Half-Lives plot summary
"Sixsmith expresses to Luisa, by telephone, his concern that the Seaboard HYDRA nuclear power plant isn't as safe as they advertise it to be" This isn't true. There is no indication that Sixsmith ever makes the phone call. In fact, it's implied that he didn't make the call. Luisa expresses suspicions that Sixsmith is concerned about safety, if he had told her it would be fact, not suspicion. Also, she only learns of the report when Isaac Sachs mentions that he helped work on it. Again, if Sixsmith had made the call he would have mentioned the report. Anyway, either confirming or denying the phone call is speculation as it's never described in the novel, so I've removed "by telephone" from that sentence. — Preceding unsigned comment added by 220.127.116.11 (talk) 16:16, 20 March 2013 (UTC)
Some of the characters appear to be very loosely based on real people. Luisa Rey, for example, has a lot in common with Karen Silkwood. These kinds of similarities are covered by reliable sources and should be added. Viriditas (talk) 11:07, 27 June 2013 (UTC)

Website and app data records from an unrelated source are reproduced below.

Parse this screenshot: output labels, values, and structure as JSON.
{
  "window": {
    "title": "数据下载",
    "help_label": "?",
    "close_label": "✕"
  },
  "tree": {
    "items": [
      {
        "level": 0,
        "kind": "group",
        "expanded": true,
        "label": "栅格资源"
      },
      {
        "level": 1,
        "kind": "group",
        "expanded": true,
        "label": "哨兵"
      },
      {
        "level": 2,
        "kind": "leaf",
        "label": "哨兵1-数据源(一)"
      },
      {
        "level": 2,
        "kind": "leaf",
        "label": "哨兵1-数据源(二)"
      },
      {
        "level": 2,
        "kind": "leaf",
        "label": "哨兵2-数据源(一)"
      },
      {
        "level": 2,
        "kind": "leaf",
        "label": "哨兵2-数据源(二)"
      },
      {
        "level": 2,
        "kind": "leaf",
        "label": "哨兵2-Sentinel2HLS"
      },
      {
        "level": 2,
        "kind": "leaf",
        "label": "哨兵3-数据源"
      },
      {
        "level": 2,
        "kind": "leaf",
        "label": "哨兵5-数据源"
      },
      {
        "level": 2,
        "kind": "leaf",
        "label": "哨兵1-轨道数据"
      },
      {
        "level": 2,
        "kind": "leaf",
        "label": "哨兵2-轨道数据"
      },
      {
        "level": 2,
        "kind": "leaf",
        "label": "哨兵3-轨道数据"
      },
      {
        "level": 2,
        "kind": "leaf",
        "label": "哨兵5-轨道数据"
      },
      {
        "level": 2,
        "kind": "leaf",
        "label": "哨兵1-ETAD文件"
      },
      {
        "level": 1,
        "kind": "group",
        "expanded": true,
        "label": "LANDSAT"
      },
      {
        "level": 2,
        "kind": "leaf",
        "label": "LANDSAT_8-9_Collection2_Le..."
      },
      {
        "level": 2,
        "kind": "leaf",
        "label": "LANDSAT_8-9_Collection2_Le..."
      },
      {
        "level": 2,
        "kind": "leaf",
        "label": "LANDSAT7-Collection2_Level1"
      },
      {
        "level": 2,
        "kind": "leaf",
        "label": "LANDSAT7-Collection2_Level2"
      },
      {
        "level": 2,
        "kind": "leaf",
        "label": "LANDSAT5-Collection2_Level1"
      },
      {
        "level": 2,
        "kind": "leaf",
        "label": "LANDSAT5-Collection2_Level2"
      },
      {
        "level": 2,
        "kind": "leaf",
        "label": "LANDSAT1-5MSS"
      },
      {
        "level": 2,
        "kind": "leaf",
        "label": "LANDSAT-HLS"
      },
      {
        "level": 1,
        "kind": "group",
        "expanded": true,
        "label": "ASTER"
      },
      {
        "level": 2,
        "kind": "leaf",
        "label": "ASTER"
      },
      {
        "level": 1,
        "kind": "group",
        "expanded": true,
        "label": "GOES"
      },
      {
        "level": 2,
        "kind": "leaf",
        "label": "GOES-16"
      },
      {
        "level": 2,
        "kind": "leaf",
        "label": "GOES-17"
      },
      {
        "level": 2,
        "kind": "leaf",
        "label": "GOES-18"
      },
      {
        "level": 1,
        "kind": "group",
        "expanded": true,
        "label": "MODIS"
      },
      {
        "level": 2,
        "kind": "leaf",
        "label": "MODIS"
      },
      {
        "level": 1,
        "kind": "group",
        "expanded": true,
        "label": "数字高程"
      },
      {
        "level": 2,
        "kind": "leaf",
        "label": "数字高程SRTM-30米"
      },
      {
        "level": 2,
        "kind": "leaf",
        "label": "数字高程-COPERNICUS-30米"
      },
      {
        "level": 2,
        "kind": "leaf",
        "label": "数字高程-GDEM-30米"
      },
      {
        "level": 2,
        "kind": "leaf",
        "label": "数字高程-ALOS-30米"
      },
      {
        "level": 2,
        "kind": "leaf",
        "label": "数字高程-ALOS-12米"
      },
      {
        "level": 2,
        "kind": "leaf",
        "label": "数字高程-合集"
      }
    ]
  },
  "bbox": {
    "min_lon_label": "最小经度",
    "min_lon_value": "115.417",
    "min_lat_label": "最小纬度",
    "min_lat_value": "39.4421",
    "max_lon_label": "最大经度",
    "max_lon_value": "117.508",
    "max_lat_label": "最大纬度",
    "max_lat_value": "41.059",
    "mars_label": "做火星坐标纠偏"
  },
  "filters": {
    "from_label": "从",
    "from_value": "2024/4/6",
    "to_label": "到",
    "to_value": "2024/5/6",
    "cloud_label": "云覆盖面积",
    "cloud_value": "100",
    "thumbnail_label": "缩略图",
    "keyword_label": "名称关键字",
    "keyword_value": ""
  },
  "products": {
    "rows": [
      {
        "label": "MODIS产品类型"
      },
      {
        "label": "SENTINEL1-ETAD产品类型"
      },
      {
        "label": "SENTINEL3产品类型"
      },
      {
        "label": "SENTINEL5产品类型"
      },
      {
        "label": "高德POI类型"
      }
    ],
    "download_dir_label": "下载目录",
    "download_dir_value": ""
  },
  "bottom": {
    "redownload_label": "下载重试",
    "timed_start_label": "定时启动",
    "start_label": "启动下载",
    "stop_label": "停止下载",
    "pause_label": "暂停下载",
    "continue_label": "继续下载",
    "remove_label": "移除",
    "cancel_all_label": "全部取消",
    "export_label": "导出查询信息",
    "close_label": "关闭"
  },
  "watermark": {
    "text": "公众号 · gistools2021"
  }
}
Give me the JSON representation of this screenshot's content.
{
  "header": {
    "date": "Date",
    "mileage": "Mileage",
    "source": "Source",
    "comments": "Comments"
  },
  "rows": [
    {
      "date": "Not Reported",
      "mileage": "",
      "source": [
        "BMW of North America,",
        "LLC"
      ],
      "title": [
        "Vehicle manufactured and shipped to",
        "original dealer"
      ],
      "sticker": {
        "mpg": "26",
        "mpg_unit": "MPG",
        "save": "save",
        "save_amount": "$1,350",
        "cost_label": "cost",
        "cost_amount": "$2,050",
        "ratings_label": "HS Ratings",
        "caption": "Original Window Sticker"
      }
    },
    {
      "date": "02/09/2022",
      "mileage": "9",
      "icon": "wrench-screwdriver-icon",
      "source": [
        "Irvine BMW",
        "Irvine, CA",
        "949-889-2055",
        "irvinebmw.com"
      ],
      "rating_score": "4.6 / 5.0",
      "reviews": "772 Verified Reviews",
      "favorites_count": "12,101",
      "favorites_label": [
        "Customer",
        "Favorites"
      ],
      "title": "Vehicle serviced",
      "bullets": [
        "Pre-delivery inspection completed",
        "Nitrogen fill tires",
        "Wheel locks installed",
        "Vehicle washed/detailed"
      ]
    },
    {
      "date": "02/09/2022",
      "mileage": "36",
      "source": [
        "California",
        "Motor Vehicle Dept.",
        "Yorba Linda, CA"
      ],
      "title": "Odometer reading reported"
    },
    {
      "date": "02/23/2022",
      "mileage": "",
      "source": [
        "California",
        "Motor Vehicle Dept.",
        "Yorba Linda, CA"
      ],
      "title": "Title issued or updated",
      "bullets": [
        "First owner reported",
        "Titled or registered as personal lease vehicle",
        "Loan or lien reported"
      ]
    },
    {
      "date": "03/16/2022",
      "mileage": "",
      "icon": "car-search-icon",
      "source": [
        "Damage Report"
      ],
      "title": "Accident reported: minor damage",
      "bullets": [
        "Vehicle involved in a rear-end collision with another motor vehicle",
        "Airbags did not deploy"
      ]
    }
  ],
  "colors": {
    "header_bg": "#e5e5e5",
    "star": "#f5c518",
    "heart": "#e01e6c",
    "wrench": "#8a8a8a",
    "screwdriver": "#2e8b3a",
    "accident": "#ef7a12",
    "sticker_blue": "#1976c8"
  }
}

Moreover, many of the stories have their authenticity challenged in the narrative that succeeds them. Robert Frobisher, for instance, feels that Ewing's purported journal is too neatly structured to be genuine, yet he wonders whether his own Cloud Atlas Sextet, a musical work structured exactly like the novel, is itself little more than a gimmick. "Half-Lives" is implied to be a fictional adventure novel submitted to Timothy Cavendish's literary agency. The number "six" is repeated throughout the novel. Some examples include: six interlocking stories; the music score Cloud Atlas is a "sextet with overlapping soloists" (not unlike the six stories); Sixsmith is the name of a main character, who is 66 years old; Eva is the result of "six centuries of breeding"; a police officer is shot six times in the back; Napier knew Luisa when she was six; Cavendish is in his sixty-sixth year, he needs 60,000 pounds to avoid being "beat up", his hospital window only opens six inches; Sonmi recites Six Catechisms, drives six-wheeler fords, lives on the university's sixth floor where she is left alone for six days, completes secondary school in six months, New Year's Day is the culmination of a holiday referred to as Sextet; a Prescient woman arrives in Zachry's sixteenth year and plans to stay for six months, he rolls a six'n'six when playing dice, etc.
This article is generally good but needs some clean up to abide by the WP:MOS for novels. The two main issues I see are: 1. The plot summary is far to long and contains snippets of interpretation. 2 The themes section contains no sources. The novel lends it self to endless speculation on the meaning and linkages between stories, but ALL analysis needs to be cited to a notable critic. Ashmoo (talk) 16:46, 29 June 2014 (UTC)